• ACTION ITEM:
This exercise calls for the records to be repeated in full, exactly as written.

━━━ STORED DATA

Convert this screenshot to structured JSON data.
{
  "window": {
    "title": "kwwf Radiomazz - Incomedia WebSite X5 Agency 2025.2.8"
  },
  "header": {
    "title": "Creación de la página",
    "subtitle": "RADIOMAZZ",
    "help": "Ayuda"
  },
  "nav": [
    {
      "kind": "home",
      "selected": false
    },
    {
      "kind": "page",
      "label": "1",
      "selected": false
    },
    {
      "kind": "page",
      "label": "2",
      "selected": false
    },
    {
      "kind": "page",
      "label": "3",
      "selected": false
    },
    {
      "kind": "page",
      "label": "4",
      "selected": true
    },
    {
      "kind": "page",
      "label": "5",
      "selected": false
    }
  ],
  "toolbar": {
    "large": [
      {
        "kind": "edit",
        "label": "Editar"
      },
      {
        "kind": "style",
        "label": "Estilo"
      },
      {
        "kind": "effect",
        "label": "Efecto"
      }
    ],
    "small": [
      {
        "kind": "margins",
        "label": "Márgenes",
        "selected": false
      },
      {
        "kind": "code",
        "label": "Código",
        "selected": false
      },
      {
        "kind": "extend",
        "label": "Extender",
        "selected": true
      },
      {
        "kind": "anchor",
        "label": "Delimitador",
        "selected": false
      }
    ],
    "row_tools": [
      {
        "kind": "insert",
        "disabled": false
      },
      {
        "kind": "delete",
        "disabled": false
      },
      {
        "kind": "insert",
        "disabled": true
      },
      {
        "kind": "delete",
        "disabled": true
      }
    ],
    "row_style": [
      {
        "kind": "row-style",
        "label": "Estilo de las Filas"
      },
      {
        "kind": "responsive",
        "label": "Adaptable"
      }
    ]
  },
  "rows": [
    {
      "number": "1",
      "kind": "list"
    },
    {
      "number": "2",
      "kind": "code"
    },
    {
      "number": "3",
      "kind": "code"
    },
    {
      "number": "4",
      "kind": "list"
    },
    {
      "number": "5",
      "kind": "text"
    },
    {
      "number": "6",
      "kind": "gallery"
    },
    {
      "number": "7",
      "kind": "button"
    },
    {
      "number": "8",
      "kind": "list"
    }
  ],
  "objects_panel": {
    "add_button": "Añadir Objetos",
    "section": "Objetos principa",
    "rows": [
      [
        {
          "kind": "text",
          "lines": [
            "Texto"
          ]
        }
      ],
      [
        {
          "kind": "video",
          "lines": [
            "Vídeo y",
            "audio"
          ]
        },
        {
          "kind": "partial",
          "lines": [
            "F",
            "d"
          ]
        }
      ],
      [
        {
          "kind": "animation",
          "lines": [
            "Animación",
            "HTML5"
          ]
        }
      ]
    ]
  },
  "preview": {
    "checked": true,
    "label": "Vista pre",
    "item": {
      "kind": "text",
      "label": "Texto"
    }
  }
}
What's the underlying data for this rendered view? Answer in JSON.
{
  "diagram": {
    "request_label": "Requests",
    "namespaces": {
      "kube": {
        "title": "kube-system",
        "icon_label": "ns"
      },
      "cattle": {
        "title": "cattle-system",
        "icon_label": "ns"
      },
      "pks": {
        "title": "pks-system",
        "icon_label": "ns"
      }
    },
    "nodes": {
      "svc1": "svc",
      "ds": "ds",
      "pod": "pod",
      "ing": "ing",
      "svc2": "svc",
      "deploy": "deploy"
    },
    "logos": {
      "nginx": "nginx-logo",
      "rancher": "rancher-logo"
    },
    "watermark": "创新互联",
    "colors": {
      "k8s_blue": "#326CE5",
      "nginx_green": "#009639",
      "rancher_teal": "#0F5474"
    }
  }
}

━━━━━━

• OUTPUT BELOW:
Convert this screenshot to structured JSON data.
{
  "window": {
    "title": "kwwf Radiomazz - Incomedia WebSite X5 Agency 2025.2.8"
  },
  "header": {
    "title": "Creación de la página",
    "subtitle": "RADIOMAZZ",
    "help": "Ayuda"
  },
  "nav": [
    {
      "kind": "home",
      "selected": false
    },
    {
      "kind": "page",
      "label": "1",
      "selected": false
    },
    {
      "kind": "page",
      "label": "2",
      "selected": false
    },
    {
      "kind": "page",
      "label": "3",
      "selected": false
    },
    {
      "kind": "page",
      "label": "4",
      "selected": true
    },
    {
      "kind": "page",
      "label": "5",
      "selected": false
    }
  ],
  "toolbar": {
    "large": [
      {
        "kind": "edit",
        "label": "Editar"
      },
      {
        "kind": "style",
        "label": "Estilo"
      },
      {
        "kind": "effect",
        "label": "Efecto"
      }
    ],
    "small": [
      {
        "kind": "margins",
        "label": "Márgenes",
        "selected": false
      },
      {
        "kind": "code",
        "label": "Código",
        "selected": false
      },
      {
        "kind": "extend",
        "label": "Extender",
        "selected": true
      },
      {
        "kind": "anchor",
        "label": "Delimitador",
        "selected": false
      }
    ],
    "row_tools": [
      {
        "kind": "insert",
        "disabled": false
      },
      {
        "kind": "delete",
        "disabled": false
      },
      {
        "kind": "insert",
        "disabled": true
      },
      {
        "kind": "delete",
        "disabled": true
      }
    ],
    "row_style": [
      {
        "kind": "row-style",
        "label": "Estilo de las Filas"
      },
      {
        "kind": "responsive",
        "label": "Adaptable"
      }
    ]
  },
  "rows": [
    {
      "number": "1",
      "kind": "list"
    },
    {
      "number": "2",
      "kind": "code"
    },
    {
      "number": "3",
      "kind": "code"
    },
    {
      "number": "4",
      "kind": "list"
    },
    {
      "number": "5",
      "kind": "text"
    },
    {
      "number": "6",
      "kind": "gallery"
    },
    {
      "number": "7",
      "kind": "button"
    },
    {
      "number": "8",
      "kind": "list"
    }
  ],
  "objects_panel": {
    "add_button": "Añadir Objetos",
    "section": "Objetos principa",
    "rows": [
      [
        {
          "kind": "text",
          "lines": [
            "Texto"
          ]
        }
      ],
      [
        {
          "kind": "video",
          "lines": [
            "Vídeo y",
            "audio"
          ]
        },
        {
          "kind": "partial",
          "lines": [
            "F",
            "d"
          ]
        }
      ],
      [
        {
          "kind": "animation",
          "lines": [
            "Animación",
            "HTML5"
          ]
        }
      ]
    ]
  },
  "preview": {
    "checked": true,
    "label": "Vista pre",
    "item": {
      "kind": "text",
      "label": "Texto"
    }
  }
}
What's the underlying data for this rendered view? Answer in JSON.
{
  "diagram": {
    "request_label": "Requests",
    "namespaces": {
      "kube": {
        "title": "kube-system",
        "icon_label": "ns"
      },
      "cattle": {
        "title": "cattle-system",
        "icon_label": "ns"
      },
      "pks": {
        "title": "pks-system",
        "icon_label": "ns"
      }
    },
    "nodes": {
      "svc1": "svc",
      "ds": "ds",
      "pod": "pod",
      "ing": "ing",
      "svc2": "svc",
      "deploy": "deploy"
    },
    "logos": {
      "nginx": "nginx-logo",
      "rancher": "rancher-logo"
    },
    "watermark": "创新互联",
    "colors": {
      "k8s_blue": "#326CE5",
      "nginx_green": "#009639",
      "rancher_teal": "#0F5474"
    }
  }
}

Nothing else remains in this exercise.